Ad 1. All his proofs are entirely verbal as if the first-order predicate calculus did not exist: proofs of several pages running text are not unusual at all. This is the more amazing as his prose is often obscure or wrong. He refers to (p.14) “a distinguished set of elements”, although on the next page it is clear that “a set of distinguished elements” was what he meant. He refers (p.118) to “a clause containing all false literals” meaning “a clause containing only false literals”. He writes (p.106): “We will be concerned in the following sections with refinements that allow clauses to be ordered. This restricts [should be: “These restrict”, EWD.] the possible resolvents that can be generated.” How, a logician might ask, can one introduce restrictions by allowing something? He writes (p.15): “Assignment φ is similar mod x1,..., xn to γ if the assignments agree except for the elements assigned to x1,..., xn.” This sentence is obscure as we have to guess what “agreeing assignments” are. It is also ridiculous, because in a wide environment this is the only use of the Greek letters φ and γ, and there is never any sense in using an identifier only once. Etc.
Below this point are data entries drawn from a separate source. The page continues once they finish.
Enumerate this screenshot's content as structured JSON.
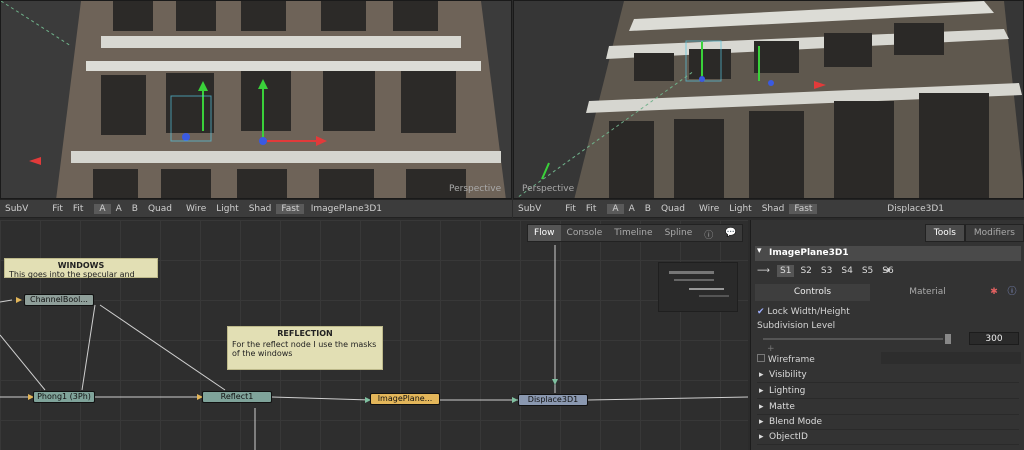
{
  "left_viewport": {
    "label": "Perspective",
    "toolbar": {
      "subv": "SubV",
      "fit1": "Fit",
      "fit2": "Fit",
      "a1": "A",
      "a2": "A",
      "b": "B",
      "quad": "Quad",
      "wire": "Wire",
      "light": "Light",
      "shad": "Shad",
      "fast": "Fast",
      "title": "ImagePlane3D1"
    }
  },
  "right_viewport": {
    "label": "Perspective",
    "toolbar": {
      "subv": "SubV",
      "fit1": "Fit",
      "fit2": "Fit",
      "a1": "A",
      "a2": "A",
      "b": "B",
      "quad": "Quad",
      "wire": "Wire",
      "light": "Light",
      "shad": "Shad",
      "fast": "Fast",
      "title": "Displace3D1"
    }
  },
  "flow_tabs": {
    "flow": "Flow",
    "console": "Console",
    "timeline": "Timeline",
    "spline": "Spline"
  },
  "notes": {
    "windows": {
      "title": "WINDOWS",
      "body": "This goes into the specular and"
    },
    "reflection": {
      "title": "REFLECTION",
      "body": "For the reflect node I use the masks of the windows"
    }
  },
  "nodes": {
    "channelbool": "ChannelBool...",
    "phong": "Phong1 (3Ph)",
    "reflect": "Reflect1",
    "imageplane": "ImagePlane...",
    "displace": "Displace3D1"
  },
  "inspector": {
    "tabs": {
      "tools": "Tools",
      "modifiers": "Modifiers"
    },
    "header": "ImagePlane3D1",
    "scene_tabs": [
      "S1",
      "S2",
      "S3",
      "S4",
      "S5",
      "S6"
    ],
    "subtabs": {
      "controls": "Controls",
      "material": "Material"
    },
    "lock_label": "Lock Width/Height",
    "subdivision_label": "Subdivision Level",
    "subdivision_value": "300",
    "wireframe_label": "Wireframe",
    "sections": [
      "Visibility",
      "Lighting",
      "Matte",
      "Blend Mode",
      "ObjectID"
    ]
  },
  "colors": {
    "node_green": "#7fa39a",
    "node_blue": "#8a98b0",
    "node_yellow": "#e3b65a",
    "note_bg": "#e2dfb4"
  }
}
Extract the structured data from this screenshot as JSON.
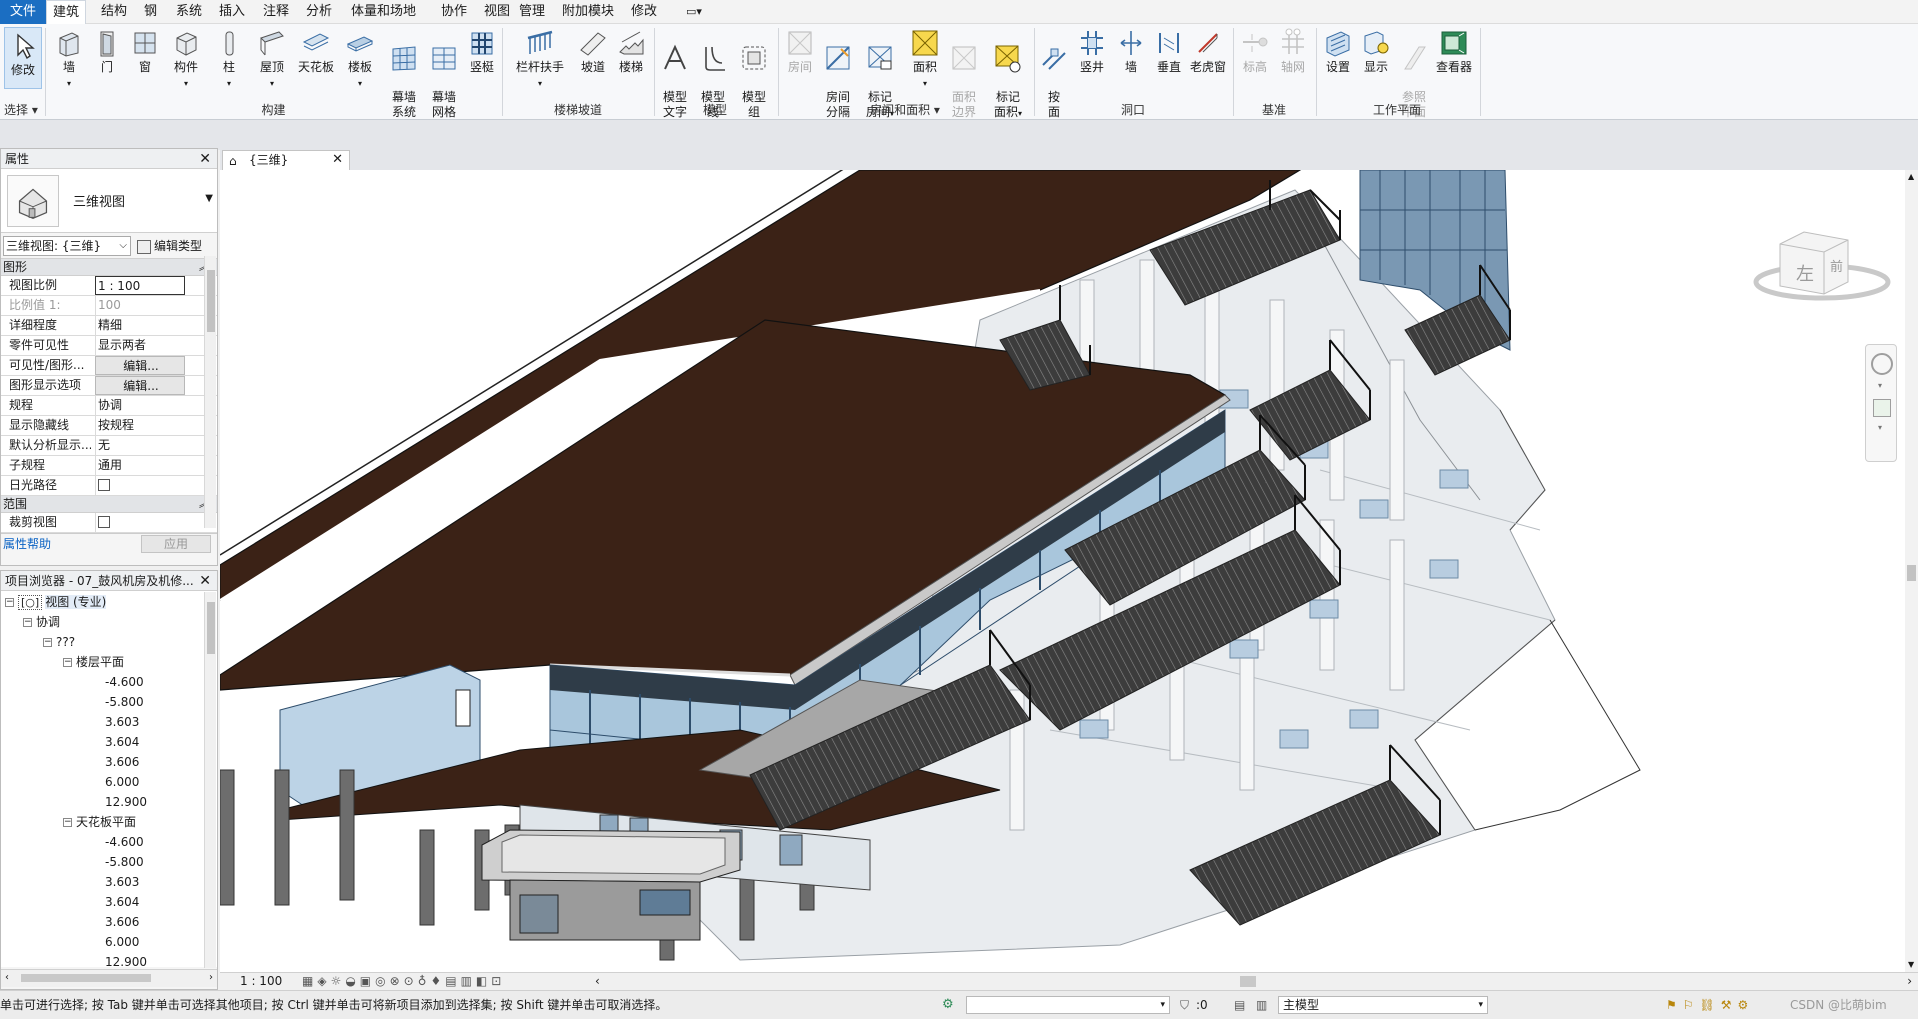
{
  "menubar": {
    "file": "文件",
    "tabs": [
      "建筑",
      "结构",
      "钢",
      "系统",
      "插入",
      "注释",
      "分析",
      "体量和场地",
      "协作",
      "视图",
      "管理",
      "附加模块",
      "修改"
    ]
  },
  "ribbon": {
    "modify": "修改",
    "select": "选择",
    "build": {
      "wall": "墙",
      "door": "门",
      "window": "窗",
      "component": "构件",
      "column": "柱",
      "roof": "屋顶",
      "ceiling": "天花板",
      "floor": "楼板",
      "curtain_system": "幕墙\n系统",
      "curtain_grid": "幕墙\n网格",
      "mullion": "竖梃",
      "group": "构建"
    },
    "stairs": {
      "railing": "栏杆扶手",
      "ramp": "坡道",
      "stair": "楼梯",
      "group": "楼梯坡道"
    },
    "model": {
      "text": "模型\n文字",
      "line": "模型\n线",
      "group_btn": "模型\n组",
      "group": "模型"
    },
    "room": {
      "room": "房间",
      "separator": "房间\n分隔",
      "tag_room": "标记\n房间",
      "area": "面积",
      "area_boundary": "面积\n边界",
      "tag_area": "标记\n面积",
      "group": "房间和面积"
    },
    "opening": {
      "by_face": "按\n面",
      "shaft": "竖井",
      "wall": "墙",
      "vertical": "垂直",
      "dormer": "老虎窗",
      "group": "洞口"
    },
    "datum": {
      "level": "标高",
      "grid": "轴网",
      "group": "基准"
    },
    "workplane": {
      "set": "设置",
      "show": "显示",
      "ref_plane": "参照\n平面",
      "viewer": "查看器",
      "group": "工作平面"
    }
  },
  "properties": {
    "title": "属性",
    "type_name": "三维视图",
    "selector": "三维视图: {三维}",
    "edit_type": "编辑类型",
    "section_graphics": "图形",
    "rows": [
      {
        "k": "视图比例",
        "v": "1 : 100"
      },
      {
        "k": "比例值 1:",
        "v": "100"
      },
      {
        "k": "详细程度",
        "v": "精细"
      },
      {
        "k": "零件可见性",
        "v": "显示两者"
      },
      {
        "k": "可见性/图形...",
        "v": "编辑..."
      },
      {
        "k": "图形显示选项",
        "v": "编辑..."
      },
      {
        "k": "规程",
        "v": "协调"
      },
      {
        "k": "显示隐藏线",
        "v": "按规程"
      },
      {
        "k": "默认分析显示...",
        "v": "无"
      },
      {
        "k": "子规程",
        "v": "通用"
      },
      {
        "k": "日光路径",
        "v": ""
      }
    ],
    "section_extents": "范围",
    "crop_label": "裁剪视图",
    "help": "属性帮助",
    "apply": "应用"
  },
  "browser": {
    "title": "项目浏览器 - 07_鼓风机房及机修...",
    "views": "视图 (专业)",
    "coord": "协调",
    "unknown": "???",
    "floor_plans": "楼层平面",
    "floor_levels": [
      "-4.600",
      "-5.800",
      "3.603",
      "3.604",
      "3.606",
      "6.000",
      "12.900"
    ],
    "ceiling_plans": "天花板平面",
    "ceiling_levels": [
      "-4.600",
      "-5.800",
      "3.603",
      "3.604",
      "3.606",
      "6.000",
      "12.900"
    ]
  },
  "view": {
    "tab": "{三维}",
    "scale": "1 : 100",
    "cube_left": "左",
    "cube_front": "前"
  },
  "status": {
    "message": "单击可进行选择; 按 Tab 键并单击可选择其他项目; 按 Ctrl 键并单击可将新项目添加到选择集; 按 Shift 键并单击可取消选择。",
    "zero": ":0",
    "model": "主模型",
    "watermark": "CSDN @比萌bim"
  }
}
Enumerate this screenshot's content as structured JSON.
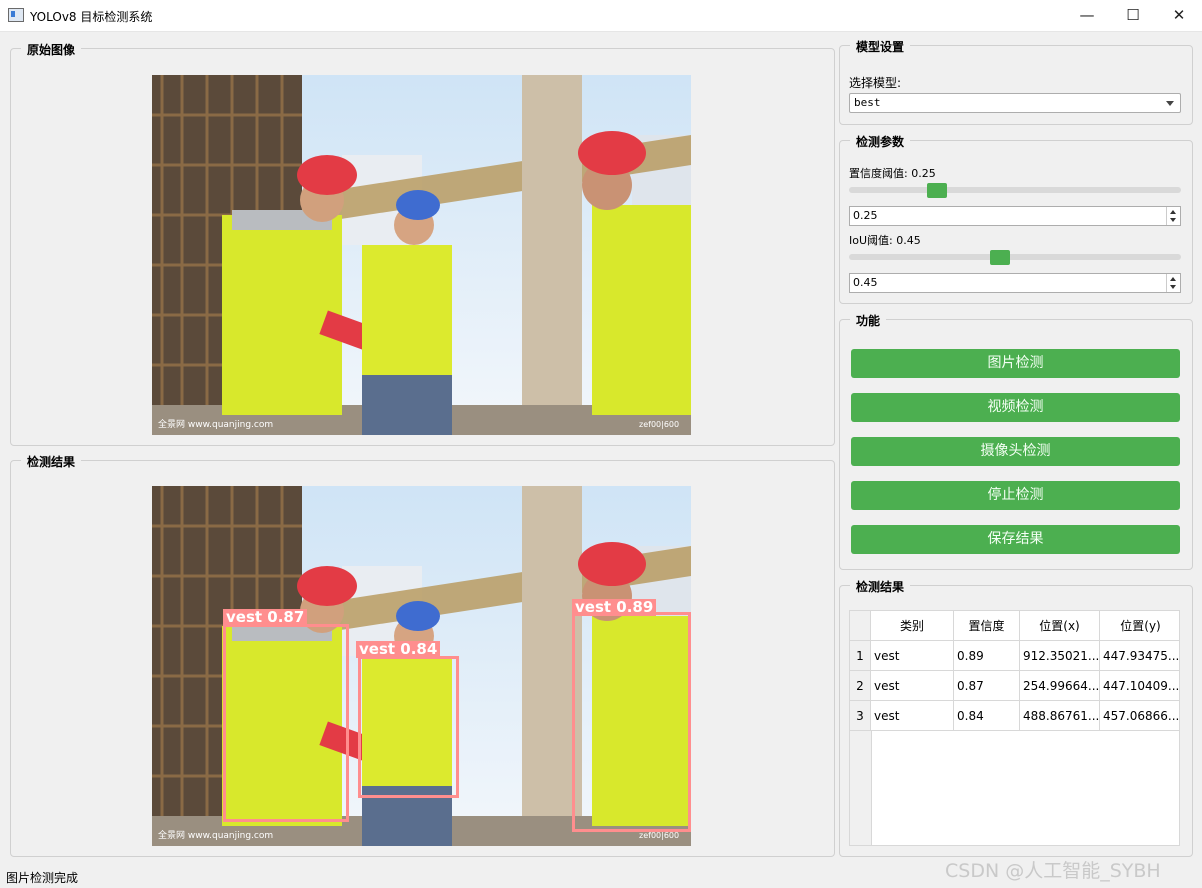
{
  "window": {
    "title": "YOLOv8 目标检测系统",
    "minimize": "—",
    "maximize": "☐",
    "close": "✕"
  },
  "original_panel": {
    "title": "原始图像"
  },
  "result_panel": {
    "title": "检测结果"
  },
  "image_watermark": {
    "left": "全景网  www.quanjing.com",
    "right": "zef00|600"
  },
  "detections": [
    {
      "label": "vest 0.89",
      "class": "vest",
      "confidence": 0.89
    },
    {
      "label": "vest 0.87",
      "class": "vest",
      "confidence": 0.87
    },
    {
      "label": "vest 0.84",
      "class": "vest",
      "confidence": 0.84
    }
  ],
  "model_settings": {
    "title": "模型设置",
    "select_label": "选择模型:",
    "selected_model": "best"
  },
  "detect_params": {
    "title": "检测参数",
    "confidence_label": "置信度阈值: 0.25",
    "confidence_value": "0.25",
    "confidence_level": 0.25,
    "iou_label": "IoU阈值: 0.45",
    "iou_value": "0.45",
    "iou_level": 0.45
  },
  "functions": {
    "title": "功能",
    "image_detect": "图片检测",
    "video_detect": "视频检测",
    "camera_detect": "摄像头检测",
    "stop_detect": "停止检测",
    "save_results": "保存结果"
  },
  "results_table": {
    "title": "检测结果",
    "headers": [
      "类别",
      "置信度",
      "位置(x)",
      "位置(y)"
    ],
    "rows": [
      {
        "index": "1",
        "class": "vest",
        "confidence": "0.89",
        "x": "912.35021...",
        "y": "447.93475..."
      },
      {
        "index": "2",
        "class": "vest",
        "confidence": "0.87",
        "x": "254.99664...",
        "y": "447.10409..."
      },
      {
        "index": "3",
        "class": "vest",
        "confidence": "0.84",
        "x": "488.86761...",
        "y": "457.06866..."
      }
    ]
  },
  "status": {
    "text": "图片检测完成"
  },
  "watermark": {
    "text": "CSDN @人工智能_SYBH"
  },
  "colors": {
    "accent_green": "#4caf50",
    "box_color": "#ff8e8e"
  }
}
Ad 2. He writes (p.365) “... we have shown ~G ⇒ G, and, by using the tautology “(~G ⇒ G ) ⇒ G ”, we have actually established G.” People using the first-order predicate calculus regularly can hardly fail to discover for themselves that the implication sign had better be avoided —its introduction is responsible for the whole avoidable folklore of the “contrapositive” to which (p.432, etc.) the author devotes several pages— and, when they encounter it, have learned to regard “A ⇒ B ” as a clumsy notation for “~A ⋁ B ”. Seeing that “we have actually established G” is then done at a glance, without invoking that tautology. By referring (p.343) to “the naturally [sic!] given implication” the author makes upon me the impression of not suspecting that the use of the implication is no more than a bad habit; this is the more amazing because the conceptual streamlining achieved by not using implications is directly reflected in the notational discipline that lies at the root of the resolution procedures that are the core subject matter of his whole book.
This book has been written with extensive experience and intimate knowledge of automated theorem proving, and thereby provides the reader an interesting look into the kitchen of one of the more respectable (or should we say: “less disreputable”?) branches of Artificial Intelligence. Also from this point of view the book is very interesting.
I found twelve erroneous usages of the word “alternate” and twelve printing errors, of which several in formulae. The publisher should be blamed for using a type fount that does not distinguish between the digit 1 and the letter l . Apart from this blemish, the printing has been done admirably (in Hungary).
5671 AL NUENEN
|10 October 1982
prof.dr.Edsger W. Dijkstra
Burroughs Research Fellow